“The microstamping mandate and the company’s unwillingness to adopt this so-called technology will result in a diminishing number of Smith & Wesson semi-automatic pistols available for purchase by California residents.”
Southport, Conn.-based Sturm Ruger also announced this month that they will also stop selling their guns in California due to the microstamping law.
Firearm microstamping, or ballistic imprinting, works by engraving a microscoping marking onto the tip of the firing pin. When the gun is fired, it leaves an imprint, usually of a serial number, on the bullet casings. The telltale mark theoretically allows law enforcement investigators to trace the bullet to the registered gun owner. California’s law is the first in the nation to be implemented and was originally signed into effect in October 2007, but not implemented until recently. Several other states are considering similar measures.
Law-enforcement is exempt from microstamping requirements.
Critics say tracing a bullet to a registered gun owner does little to fight crime, since criminals often kill with stolen handguns.
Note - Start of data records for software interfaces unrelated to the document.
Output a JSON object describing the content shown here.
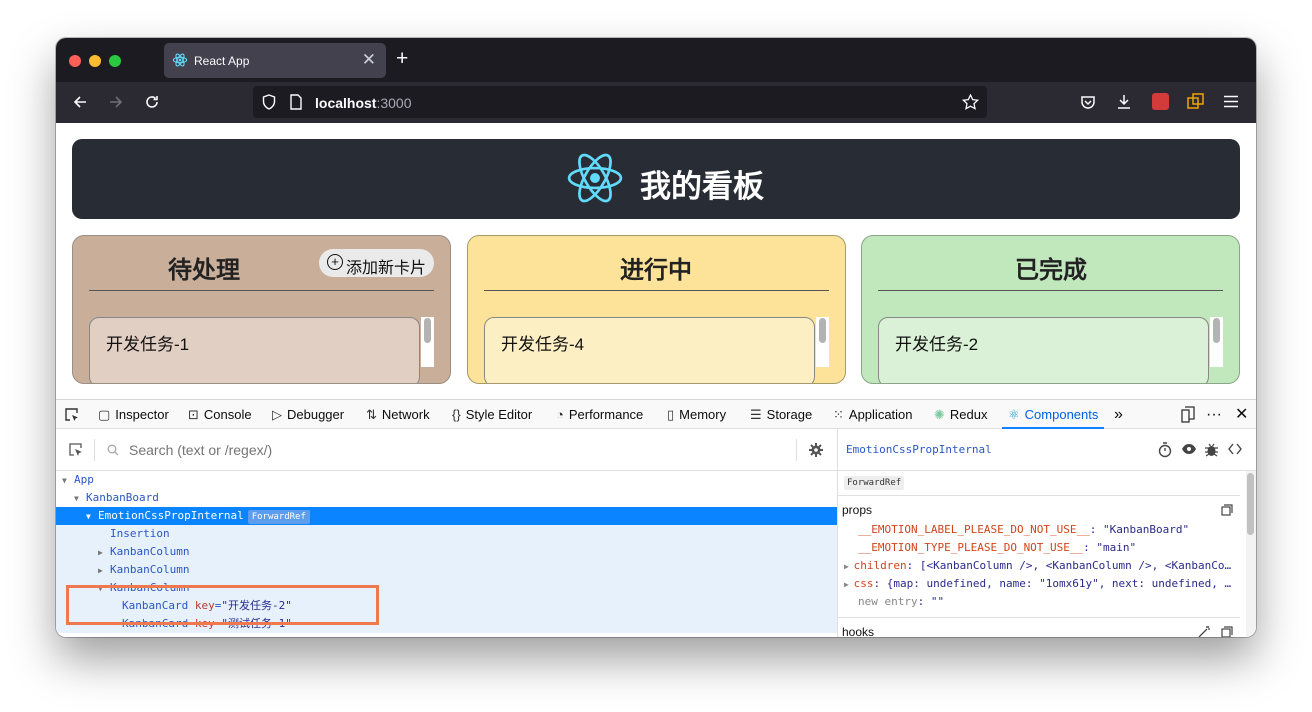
{
  "browser": {
    "tab_title": "React App",
    "tab_close": "✕",
    "new_tab": "+",
    "url_host": "localhost",
    "url_port": ":3000"
  },
  "app": {
    "title": "我的看板",
    "columns": [
      {
        "title": "待处理",
        "bg": "#c9af9a",
        "card_bg": "#e1cfc3",
        "add_label": "添加新卡片",
        "first_card": "开发任务-1"
      },
      {
        "title": "进行中",
        "bg": "#fde39a",
        "card_bg": "#fdefc4",
        "first_card": "开发任务-4"
      },
      {
        "title": "已完成",
        "bg": "#c1e7bc",
        "card_bg": "#dbf1d7",
        "first_card": "开发任务-2"
      }
    ]
  },
  "devtools": {
    "tabs": [
      "Inspector",
      "Console",
      "Debugger",
      "Network",
      "Style Editor",
      "Performance",
      "Memory",
      "Storage",
      "Application",
      "Redux",
      "Components"
    ],
    "active_tab": "Components",
    "search_placeholder": "Search (text or /regex/)",
    "tree": [
      {
        "name": "App"
      },
      {
        "name": "KanbanBoard"
      },
      {
        "name": "EmotionCssPropInternal",
        "badge": "ForwardRef"
      },
      {
        "name": "Insertion"
      },
      {
        "name": "KanbanColumn"
      },
      {
        "name": "KanbanColumn"
      },
      {
        "name": "KanbanColumn"
      },
      {
        "name": "KanbanCard",
        "key": "key",
        "value": "\"开发任务-2\""
      },
      {
        "name": "KanbanCard",
        "key": "key",
        "value": "\"测试任务-1\""
      }
    ],
    "inspector": {
      "component": "EmotionCssPropInternal",
      "badge": "ForwardRef",
      "props_label": "props",
      "hooks_label": "hooks",
      "props": [
        {
          "key": "__EMOTION_LABEL_PLEASE_DO_NOT_USE__",
          "value": "\"KanbanBoard\""
        },
        {
          "key": "__EMOTION_TYPE_PLEASE_DO_NOT_USE__",
          "value": "\"main\""
        },
        {
          "key": "children",
          "value": "[<KanbanColumn />, <KanbanColumn />, <KanbanCo…"
        },
        {
          "key": "css",
          "value": "{map: undefined, name: \"1omx61y\", next: undefined, …"
        },
        {
          "key": "new entry",
          "value": "\"\""
        }
      ]
    }
  }
}
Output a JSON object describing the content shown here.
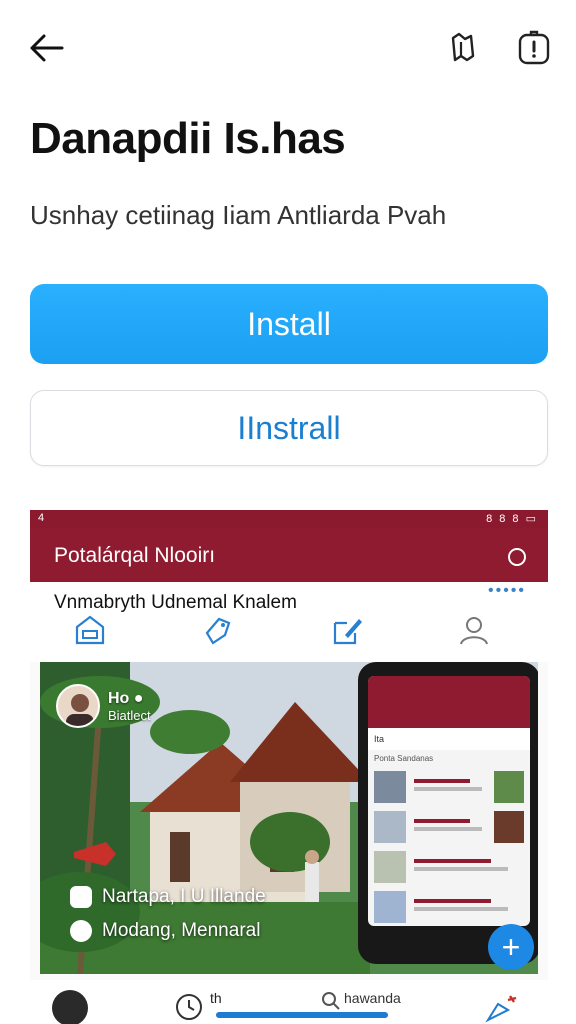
{
  "header": {
    "back_icon": "arrow-left-icon",
    "share_icon": "share-icon",
    "report_icon": "report-icon"
  },
  "app": {
    "title": "Danapdii Is.has",
    "subtitle": "Usnhay cetiinag Iiam Antliarda Pvah"
  },
  "buttons": {
    "install_primary": "Install",
    "install_secondary": "IInstrall"
  },
  "colors": {
    "accent_blue": "#1ba0f2",
    "app_maroon": "#8f1b31",
    "fab_blue": "#1e88e5"
  },
  "screenshot": {
    "status_left": "4",
    "status_right": "8 8 8 ▭",
    "appbar_title": "Potalárqal Nlooirı",
    "tabs_caption": "Vnmabryth Udnemal Knalem",
    "tabs_dots": "•••••",
    "hero": {
      "user_name": "Ho ●",
      "user_sub": "Biatlect",
      "caption1": "Nartapa,  I U Illande",
      "caption2": "Modang, Mennaral"
    },
    "phone": {
      "sub": "Ita",
      "head": "Ponta Sandanas"
    },
    "fab_label": "+",
    "bottom_nav": {
      "label1": "th",
      "label2": "hawanda"
    }
  }
}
Many believe tracing bullets was never the real intent of the law in the first place.
"This is the latest attempt to undermine the Second Amendment in California by politicians with little to no knowledge of firearms, who seek to impose their liberal values upon those who choose to protect their families with the constitutional right to own a handgun," said Chuck Michel, West Coast Counsel for the National Rifle Association, an Adjunct Professor at Chapman University and author of the book "California Gun Laws."
One of the main arguments critics pose is the claim that the technology is not perfected, yet the requirement has been put into effect.
“The technology doesn’t fully exist yet, but by making it into a law, they [California] in fact enacted a gun law without actually passing one,” David Kopel, a constitutional law professor at the Denver University Sturm College of Law and Research Director of the Independence Institute, told FoxNews.com. “This is an indirect way to ban new handguns from being sold.”
The patent holder of microstamping tech, Todd Lizotte, was part of a Department of Justice study team which concluded that, “legitimate questions exist related to both the technical aspects, production costs, and database management associated with microstamping that should be addresses before wide scale implementation is legislatively mandated,” according to the study which was published in the Association of Firearm and Toolmark Examiners (AFTE) Journal.
Lawsuits were also filed against the Golden State this week by the National Shooting Sports Foundation and the Sporting Arms and Ammunition Manufacturers’ Institute challenging the microstamping law saying in a statement this week that they predicted back in 2007 when the law was first passed that it would result in a “de facto semiautomatic handgun ban.”
Other states considering a microstamping requirement include Connecticut, New York, and Massachusetts.
Smith & Wesson said it expects sales of its California-compliant revolvers, which aren't required to have microstamping, will offset the impact to the company. Company President and CEO James Debney vowed to continue to work with industry groups to oppose the law, while providing California customers with products that do comply with it.
Two trade groups, the National Shooting Sports Foundation and the Sporting Arms and Ammunition Manufacturers Institute, filed a legal challenge to the law in California Superior Court earlier this month.